const sentDeployTransaction = await enveloping.sendTransaction(localhost, httpDeployRequest)
sentDeployTransaction.transaction?.hash(true).toString('hex') //This is used to get the transaction hash

const encodedFunction = testRecipient.contract.methods.emitMessage('hello world').encodeABI()
const relayRequest = await enveloping.createRelayRequest(gaslessAccount.address, testRecipient.address, smartWalletAddress, encodedFunction, gasLimit, tokenContract, tokenAmount, tokenGas)
const relaySignature = enveloping.signRelayRequest(signatureProvider, relayRequest, gaslessAccount.privateKey)
const httpRelayRequest = await enveloping.generateRelayTransactionRequest(relaySignature, relayRequest)
const sentRelayTransaction = await enveloping.sendTransaction(localhost, httpRelayRequest)
sentRelayTransaction.transaction?.hash(true).toString('hex') //This is used to get the transaction hash

Custom worker replenish function in the Relay Server

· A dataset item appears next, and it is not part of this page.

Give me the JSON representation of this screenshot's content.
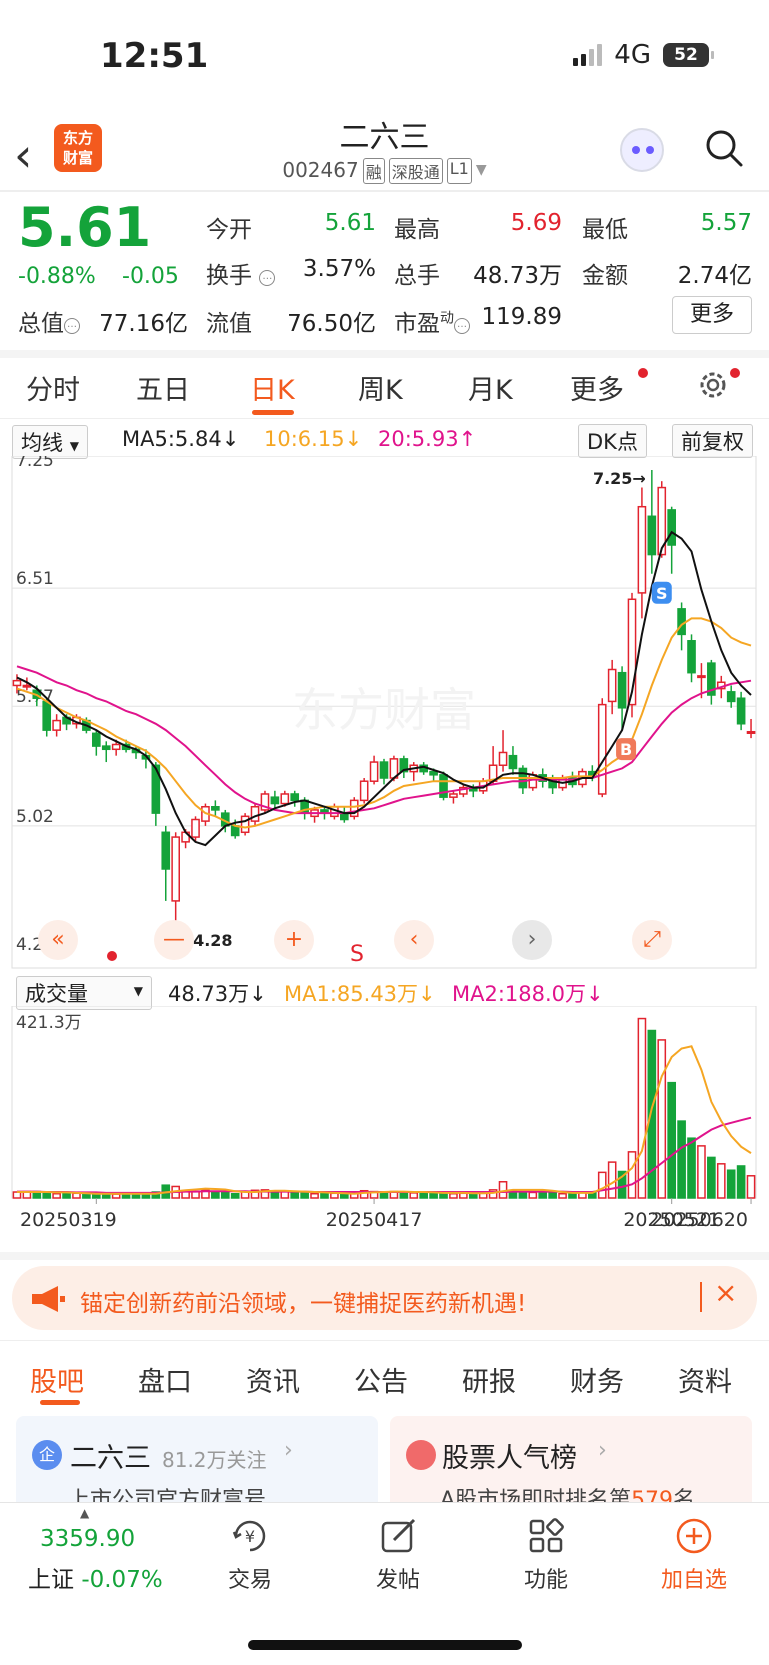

Each relayed transaction is signed by a Relay Worker account. The worker accounts are controlled by the Relay Manager. When a relay worker signs and relays a transaction, the cost for that transaction is paid using the funds in that worker’s account. If the transaction is not subsidized, then the worker is compensated with tokens.

Worker accounts must always have some minimum balance to pay gas for the transaction. These balances can be managed by implementing a replenishment strategy. The Relay Manager can use the strategy to top off a relay worker’s account when the balance gets too low.

We provide a default implementation for a replenishment strategy. Enveloping solution integrators can implement their own replenish strategy.

To implement and use your own replenish strategy:

  1. In the folder src/relayserver, open ReplenishFunction.ts with a text editor.
  2. On the function replenishStrategy write your new replenish strategy.
  3. Re build the project yarn && yarn prepare
  4. Add the command --customReplenish when running a Relay Server or change the config json file to set customReplenish on true.